→ **Available records**:
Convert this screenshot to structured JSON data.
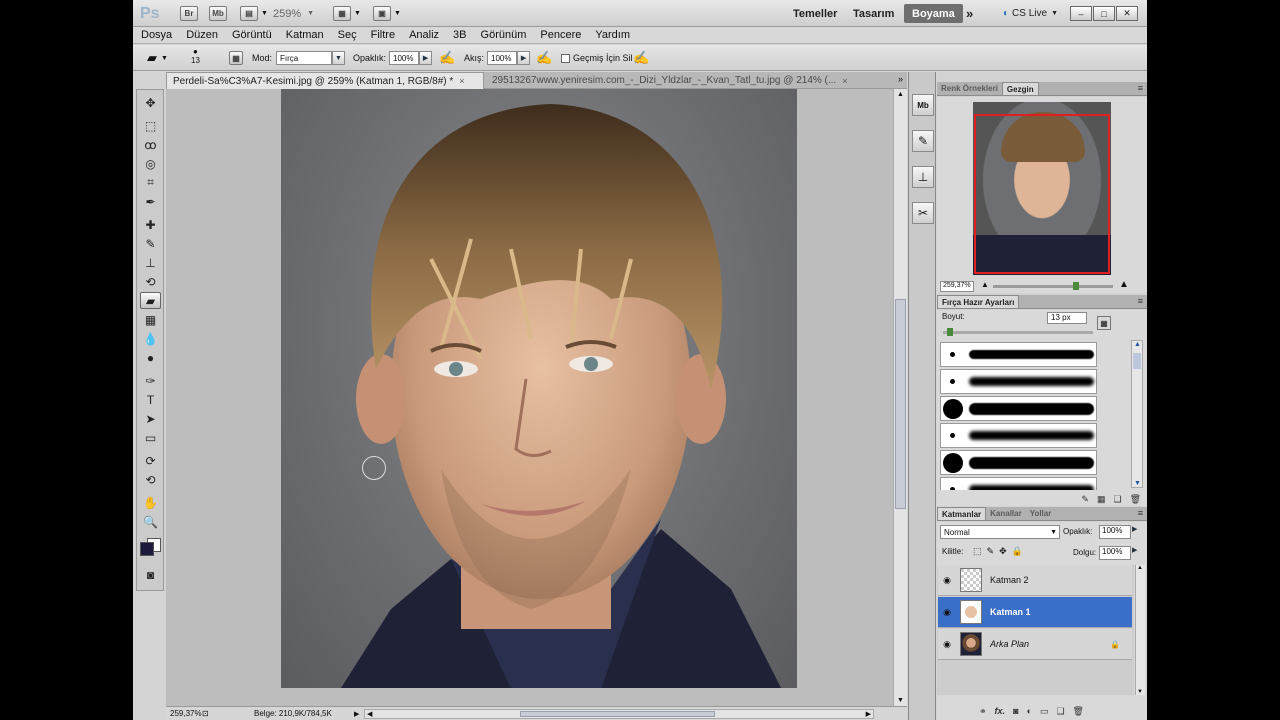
{
  "appbar": {
    "logo": "Ps",
    "bridge_label": "Br",
    "minibridge_label": "Mb",
    "zoom": "259%",
    "workspaces": [
      "Temeller",
      "Tasarım",
      "Boyama"
    ],
    "active_workspace": "Boyama",
    "more": "»",
    "cslive": "CS Live",
    "window_buttons": [
      "–",
      "□",
      "✕"
    ]
  },
  "menu": [
    "Dosya",
    "Düzen",
    "Görüntü",
    "Katman",
    "Seç",
    "Filtre",
    "Analiz",
    "3B",
    "Görünüm",
    "Pencere",
    "Yardım"
  ],
  "options": {
    "brush_size": "13",
    "mode_label": "Mod:",
    "mode_value": "Fırça",
    "opacity_label": "Opaklık:",
    "opacity_value": "100%",
    "flow_label": "Akış:",
    "flow_value": "100%",
    "history_label": "Geçmiş İçin Sil"
  },
  "tabs": [
    {
      "label": "Perdeli-Sa%C3%A7-Kesimi.jpg @ 259% (Katman 1, RGB/8#) *",
      "close": "×"
    },
    {
      "label": "29513267www.yeniresim.com_-_Dizi_Yldzlar_-_Kvan_Tatl_tu.jpg @ 214% (...",
      "close": "×"
    }
  ],
  "tools": [
    "move-tool",
    "marquee-tool",
    "lasso-tool",
    "quick-select-tool",
    "crop-tool",
    "eyedropper-tool",
    "healing-brush-tool",
    "brush-tool",
    "clone-stamp-tool",
    "history-brush-tool",
    "eraser-tool",
    "gradient-tool",
    "blur-tool",
    "dodge-tool",
    "pen-tool",
    "type-tool",
    "path-select-tool",
    "shape-tool",
    "3d-rotate-tool",
    "3d-orbit-tool",
    "hand-tool",
    "zoom-tool"
  ],
  "tool_glyphs": [
    "✥",
    "⬚",
    "ꝏ",
    "◎",
    "⌗",
    "✒",
    "✚",
    "✎",
    "⊥",
    "⟲",
    "▰",
    "▦",
    "💧",
    "●",
    "✑",
    "T",
    "➤",
    "▭",
    "⟳",
    "⟲",
    "✋",
    "🔍"
  ],
  "status": {
    "zoom": "259,37%",
    "doc": "Belge: 210,9K/784,5K"
  },
  "navigator": {
    "tabs": [
      "Renk Örnekleri",
      "Gezgin"
    ],
    "active_tab": "Gezgin",
    "zoom": "259,37%"
  },
  "brush_presets": {
    "title": "Fırça Hazır Ayarları",
    "size_label": "Boyut:",
    "size_value": "13 px"
  },
  "layers": {
    "tabs": [
      "Katmanlar",
      "Kanallar",
      "Yollar"
    ],
    "active_tab": "Katmanlar",
    "blend_mode": "Normal",
    "opacity_label": "Opaklık:",
    "opacity_value": "100%",
    "lock_label": "Kilitle:",
    "fill_label": "Dolgu:",
    "fill_value": "100%",
    "items": [
      {
        "name": "Katman 2",
        "selected": false
      },
      {
        "name": "Katman 1",
        "selected": true
      },
      {
        "name": "Arka Plan",
        "selected": false
      }
    ]
  },
  "colors": {
    "foreground": "#1c1a3c",
    "background": "#ffffff",
    "selection": "#3a6fc8"
  }
}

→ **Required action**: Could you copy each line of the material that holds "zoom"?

→ **Output for this task**:
    "zoom": "259%",
    "zoom-tool"
    "zoom": "259,37%",
    "zoom": "259,37%"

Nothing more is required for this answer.